The SCRC is the first major industry-university partnership to integrate student projects into the MBA classroom in an integrative fashion, and has had 15 major Fortune 500 companies participating as industry partners since 1999. Prior to this role, Handfield was an Associate Professor and Research Associate with the Global Procurement and Supply Chain Benchmarking Initiative at Michigan State University from 1992-1999, working closely with Professor Robert Monczka.

Handfield is the Consulting Editor of the Journal of Operations Management, one of the leading supply chain management journals in the field, and is the author of several books on supply chain management, the most recent being Biopharmaceutical Supply Chains, Supply Market Intelligence, Supply Chain Re-Design and Introduction to Supply Chain Management (Prentice Hall, 1999, 25,000 copies sold, and translated into Chinese, Japanese, and Korean). He has co-authored textbooks for MBA and undergraduate classes including Purchasing and Supply Chain Management 5th revision (with Robert Monczka) and Operations and Supply Chain Management 2nd revision (with Cecil Bozarth).

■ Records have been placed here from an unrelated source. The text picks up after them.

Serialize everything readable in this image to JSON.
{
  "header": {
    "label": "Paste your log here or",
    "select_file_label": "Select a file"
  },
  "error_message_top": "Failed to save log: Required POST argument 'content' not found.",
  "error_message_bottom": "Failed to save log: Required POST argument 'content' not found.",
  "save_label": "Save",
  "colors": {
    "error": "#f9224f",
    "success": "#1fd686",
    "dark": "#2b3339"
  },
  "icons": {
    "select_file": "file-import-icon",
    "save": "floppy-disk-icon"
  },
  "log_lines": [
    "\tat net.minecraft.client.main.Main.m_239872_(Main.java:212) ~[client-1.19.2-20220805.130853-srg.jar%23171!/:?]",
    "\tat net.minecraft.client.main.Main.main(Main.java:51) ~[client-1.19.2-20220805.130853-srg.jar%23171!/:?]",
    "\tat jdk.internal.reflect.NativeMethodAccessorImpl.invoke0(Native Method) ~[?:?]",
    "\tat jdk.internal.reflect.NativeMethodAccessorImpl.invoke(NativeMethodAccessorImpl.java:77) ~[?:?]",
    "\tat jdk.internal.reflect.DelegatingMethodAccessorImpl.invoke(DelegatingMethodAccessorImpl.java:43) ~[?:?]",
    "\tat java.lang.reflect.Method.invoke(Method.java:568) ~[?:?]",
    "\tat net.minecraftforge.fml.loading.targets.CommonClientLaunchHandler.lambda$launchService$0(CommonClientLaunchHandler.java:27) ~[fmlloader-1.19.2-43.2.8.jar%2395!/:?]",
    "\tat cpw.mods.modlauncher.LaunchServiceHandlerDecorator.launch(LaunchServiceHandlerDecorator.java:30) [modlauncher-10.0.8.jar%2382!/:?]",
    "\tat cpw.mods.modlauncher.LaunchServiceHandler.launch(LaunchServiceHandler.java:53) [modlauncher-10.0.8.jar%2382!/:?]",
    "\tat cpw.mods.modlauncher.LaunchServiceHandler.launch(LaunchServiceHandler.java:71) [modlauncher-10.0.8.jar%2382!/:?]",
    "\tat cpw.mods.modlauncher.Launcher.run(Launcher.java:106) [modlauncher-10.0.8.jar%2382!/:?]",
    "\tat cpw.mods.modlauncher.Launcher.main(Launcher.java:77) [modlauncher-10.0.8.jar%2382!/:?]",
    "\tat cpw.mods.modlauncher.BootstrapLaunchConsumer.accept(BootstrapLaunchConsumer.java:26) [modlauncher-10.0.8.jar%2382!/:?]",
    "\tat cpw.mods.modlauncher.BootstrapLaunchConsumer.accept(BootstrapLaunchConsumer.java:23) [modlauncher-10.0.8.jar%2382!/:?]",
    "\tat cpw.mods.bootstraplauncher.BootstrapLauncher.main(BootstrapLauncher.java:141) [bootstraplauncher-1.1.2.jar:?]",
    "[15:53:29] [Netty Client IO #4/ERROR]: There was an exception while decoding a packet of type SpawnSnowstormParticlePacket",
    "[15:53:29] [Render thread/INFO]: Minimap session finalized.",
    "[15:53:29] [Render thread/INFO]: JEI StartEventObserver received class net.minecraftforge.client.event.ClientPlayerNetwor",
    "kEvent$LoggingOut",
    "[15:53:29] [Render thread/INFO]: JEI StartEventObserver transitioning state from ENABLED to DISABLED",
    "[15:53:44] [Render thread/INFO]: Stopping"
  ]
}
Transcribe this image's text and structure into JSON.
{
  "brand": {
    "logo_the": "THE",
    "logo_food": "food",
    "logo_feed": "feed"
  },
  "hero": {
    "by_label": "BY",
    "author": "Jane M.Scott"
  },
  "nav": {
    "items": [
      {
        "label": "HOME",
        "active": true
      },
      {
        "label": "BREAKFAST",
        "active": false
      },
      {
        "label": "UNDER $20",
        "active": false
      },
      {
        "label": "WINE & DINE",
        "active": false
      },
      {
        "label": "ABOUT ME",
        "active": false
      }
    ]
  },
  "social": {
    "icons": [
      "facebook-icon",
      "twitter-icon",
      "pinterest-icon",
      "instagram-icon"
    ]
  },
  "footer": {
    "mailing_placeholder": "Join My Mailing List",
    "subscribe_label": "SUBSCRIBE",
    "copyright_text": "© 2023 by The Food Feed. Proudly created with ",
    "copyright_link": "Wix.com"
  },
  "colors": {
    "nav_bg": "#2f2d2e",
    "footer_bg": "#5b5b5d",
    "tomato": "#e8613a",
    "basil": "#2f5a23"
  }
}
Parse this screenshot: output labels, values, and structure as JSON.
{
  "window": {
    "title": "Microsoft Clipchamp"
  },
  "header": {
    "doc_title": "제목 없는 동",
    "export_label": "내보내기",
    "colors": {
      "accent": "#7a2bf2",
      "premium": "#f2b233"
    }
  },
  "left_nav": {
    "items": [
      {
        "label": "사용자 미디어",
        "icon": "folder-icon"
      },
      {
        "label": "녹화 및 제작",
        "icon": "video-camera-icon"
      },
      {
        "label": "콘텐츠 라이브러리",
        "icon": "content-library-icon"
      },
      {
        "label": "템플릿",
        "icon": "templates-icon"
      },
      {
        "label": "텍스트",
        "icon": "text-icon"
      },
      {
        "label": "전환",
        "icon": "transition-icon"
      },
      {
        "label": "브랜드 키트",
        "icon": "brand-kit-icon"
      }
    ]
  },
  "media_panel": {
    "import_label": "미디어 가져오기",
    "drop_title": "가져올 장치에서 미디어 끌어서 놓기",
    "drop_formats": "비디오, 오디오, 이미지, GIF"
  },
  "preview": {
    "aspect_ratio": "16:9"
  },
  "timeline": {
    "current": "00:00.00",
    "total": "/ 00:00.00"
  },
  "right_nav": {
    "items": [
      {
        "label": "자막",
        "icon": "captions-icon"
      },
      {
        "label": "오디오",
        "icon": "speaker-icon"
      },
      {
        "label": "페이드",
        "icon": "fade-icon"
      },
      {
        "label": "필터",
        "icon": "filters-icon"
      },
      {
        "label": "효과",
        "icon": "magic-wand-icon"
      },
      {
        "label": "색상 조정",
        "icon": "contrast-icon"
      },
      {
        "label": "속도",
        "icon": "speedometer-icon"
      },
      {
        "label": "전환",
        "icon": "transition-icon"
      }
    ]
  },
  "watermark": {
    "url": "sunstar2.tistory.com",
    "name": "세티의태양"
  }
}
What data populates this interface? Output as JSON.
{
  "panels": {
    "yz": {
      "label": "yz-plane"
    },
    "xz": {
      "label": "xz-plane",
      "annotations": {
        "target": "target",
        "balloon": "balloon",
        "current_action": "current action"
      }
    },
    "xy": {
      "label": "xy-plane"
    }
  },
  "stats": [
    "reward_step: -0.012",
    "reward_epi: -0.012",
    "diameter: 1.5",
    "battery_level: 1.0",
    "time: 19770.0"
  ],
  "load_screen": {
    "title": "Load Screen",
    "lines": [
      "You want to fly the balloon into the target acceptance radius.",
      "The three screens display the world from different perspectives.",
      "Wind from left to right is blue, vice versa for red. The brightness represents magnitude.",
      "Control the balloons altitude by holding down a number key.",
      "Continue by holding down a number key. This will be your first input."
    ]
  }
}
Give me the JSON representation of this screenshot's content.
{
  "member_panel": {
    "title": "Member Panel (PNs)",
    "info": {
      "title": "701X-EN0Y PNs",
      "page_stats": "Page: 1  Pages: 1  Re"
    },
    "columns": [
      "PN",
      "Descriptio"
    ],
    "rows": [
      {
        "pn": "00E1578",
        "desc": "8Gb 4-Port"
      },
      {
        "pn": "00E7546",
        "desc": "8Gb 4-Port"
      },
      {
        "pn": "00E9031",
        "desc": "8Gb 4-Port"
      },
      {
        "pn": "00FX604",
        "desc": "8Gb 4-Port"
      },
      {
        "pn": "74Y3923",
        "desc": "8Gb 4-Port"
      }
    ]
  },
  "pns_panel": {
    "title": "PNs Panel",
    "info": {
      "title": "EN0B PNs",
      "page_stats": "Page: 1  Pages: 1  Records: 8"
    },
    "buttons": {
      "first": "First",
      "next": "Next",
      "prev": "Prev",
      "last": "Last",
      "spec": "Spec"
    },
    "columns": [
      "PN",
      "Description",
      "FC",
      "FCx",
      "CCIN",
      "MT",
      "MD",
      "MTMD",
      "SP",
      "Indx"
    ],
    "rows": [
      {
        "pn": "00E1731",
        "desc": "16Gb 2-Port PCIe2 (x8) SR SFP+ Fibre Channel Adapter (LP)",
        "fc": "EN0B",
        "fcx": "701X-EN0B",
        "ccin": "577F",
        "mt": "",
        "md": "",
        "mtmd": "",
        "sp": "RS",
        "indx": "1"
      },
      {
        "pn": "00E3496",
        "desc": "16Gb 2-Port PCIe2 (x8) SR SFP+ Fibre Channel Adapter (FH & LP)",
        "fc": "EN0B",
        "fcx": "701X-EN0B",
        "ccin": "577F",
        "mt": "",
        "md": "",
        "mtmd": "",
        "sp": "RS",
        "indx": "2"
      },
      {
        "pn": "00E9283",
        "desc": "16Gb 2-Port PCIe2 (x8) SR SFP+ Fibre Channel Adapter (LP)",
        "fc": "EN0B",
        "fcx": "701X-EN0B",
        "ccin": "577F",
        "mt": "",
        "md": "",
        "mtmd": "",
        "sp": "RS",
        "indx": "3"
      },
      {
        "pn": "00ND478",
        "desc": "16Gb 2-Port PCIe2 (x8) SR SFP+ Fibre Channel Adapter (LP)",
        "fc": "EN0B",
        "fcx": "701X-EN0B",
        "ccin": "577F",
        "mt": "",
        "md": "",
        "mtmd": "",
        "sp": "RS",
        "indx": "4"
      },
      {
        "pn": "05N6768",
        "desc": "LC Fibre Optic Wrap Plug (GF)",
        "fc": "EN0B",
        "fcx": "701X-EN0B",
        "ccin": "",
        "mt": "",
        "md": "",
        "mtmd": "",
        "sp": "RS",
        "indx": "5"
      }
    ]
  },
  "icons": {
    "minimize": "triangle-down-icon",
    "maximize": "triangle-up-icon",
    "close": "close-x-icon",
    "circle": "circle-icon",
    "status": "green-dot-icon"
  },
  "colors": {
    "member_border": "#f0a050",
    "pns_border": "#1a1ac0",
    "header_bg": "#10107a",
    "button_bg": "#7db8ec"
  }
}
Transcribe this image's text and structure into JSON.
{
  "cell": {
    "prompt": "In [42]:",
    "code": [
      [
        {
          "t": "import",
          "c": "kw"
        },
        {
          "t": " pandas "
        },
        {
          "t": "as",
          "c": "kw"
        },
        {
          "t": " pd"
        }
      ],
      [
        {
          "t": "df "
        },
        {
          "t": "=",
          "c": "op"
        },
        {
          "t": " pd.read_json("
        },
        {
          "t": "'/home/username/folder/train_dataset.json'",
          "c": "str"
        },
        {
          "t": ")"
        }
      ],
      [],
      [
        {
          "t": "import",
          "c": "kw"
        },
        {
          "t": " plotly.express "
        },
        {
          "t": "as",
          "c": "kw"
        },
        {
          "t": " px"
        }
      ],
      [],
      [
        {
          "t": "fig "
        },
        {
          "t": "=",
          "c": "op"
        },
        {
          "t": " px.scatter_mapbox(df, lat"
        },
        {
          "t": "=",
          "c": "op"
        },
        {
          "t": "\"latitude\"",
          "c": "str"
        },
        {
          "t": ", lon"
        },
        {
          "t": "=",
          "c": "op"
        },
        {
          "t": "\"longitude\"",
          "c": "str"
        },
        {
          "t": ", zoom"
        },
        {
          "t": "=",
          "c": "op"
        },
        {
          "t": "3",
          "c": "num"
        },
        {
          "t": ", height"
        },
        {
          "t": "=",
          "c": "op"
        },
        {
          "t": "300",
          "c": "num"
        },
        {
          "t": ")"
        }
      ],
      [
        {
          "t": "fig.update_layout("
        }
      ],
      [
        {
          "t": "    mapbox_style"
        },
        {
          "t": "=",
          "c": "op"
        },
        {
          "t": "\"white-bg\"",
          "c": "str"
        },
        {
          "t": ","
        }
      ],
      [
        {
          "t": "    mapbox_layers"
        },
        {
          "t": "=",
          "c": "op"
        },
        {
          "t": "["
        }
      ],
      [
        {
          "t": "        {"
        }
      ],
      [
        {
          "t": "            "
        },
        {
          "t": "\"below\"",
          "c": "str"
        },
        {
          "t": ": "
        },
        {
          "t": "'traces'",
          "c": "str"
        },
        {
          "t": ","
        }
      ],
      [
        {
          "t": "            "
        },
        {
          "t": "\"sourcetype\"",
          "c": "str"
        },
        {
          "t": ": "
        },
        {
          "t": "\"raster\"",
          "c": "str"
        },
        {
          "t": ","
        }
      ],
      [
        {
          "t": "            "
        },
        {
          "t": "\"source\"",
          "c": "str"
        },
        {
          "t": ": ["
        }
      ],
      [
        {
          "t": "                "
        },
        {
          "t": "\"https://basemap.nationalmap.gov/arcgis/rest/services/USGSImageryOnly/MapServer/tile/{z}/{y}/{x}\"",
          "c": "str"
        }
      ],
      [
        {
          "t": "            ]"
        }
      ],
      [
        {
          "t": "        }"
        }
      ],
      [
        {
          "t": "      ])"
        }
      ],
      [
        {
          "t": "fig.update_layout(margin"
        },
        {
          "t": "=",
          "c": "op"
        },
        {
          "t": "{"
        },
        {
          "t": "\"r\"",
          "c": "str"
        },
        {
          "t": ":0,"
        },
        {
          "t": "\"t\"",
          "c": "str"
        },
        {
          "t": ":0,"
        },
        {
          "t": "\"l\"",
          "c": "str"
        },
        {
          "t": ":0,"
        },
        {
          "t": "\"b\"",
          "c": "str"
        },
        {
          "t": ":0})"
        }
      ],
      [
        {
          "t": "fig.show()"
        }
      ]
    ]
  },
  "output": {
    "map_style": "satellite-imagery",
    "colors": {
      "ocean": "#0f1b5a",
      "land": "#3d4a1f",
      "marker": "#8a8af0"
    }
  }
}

Handfield received the Emerald Citation of Excellence award in August 2011, for an article cited as one of the top 50 articles from the 300 top management publications worldwide that have had a proven impact since they were published. In 2009, he was nominated as an Honorary Fellow of Contract & Commercial Management (FCCM) by the International Association of Commercial and Contract Management. This honour is bestowed on individuals who have made exceptional contributions in the field of contracting and commercial management. Handfield is regularly quoted and has published op ed pieces, and is quoted in blogs and global news media such as the Wall Street Journal, Financial Times, the San Francisco Chronicle, Spend Matters, Microsoft Live, Ariba Live, Inc., CIO, CFO, the Supply Chain Management Review, and other media.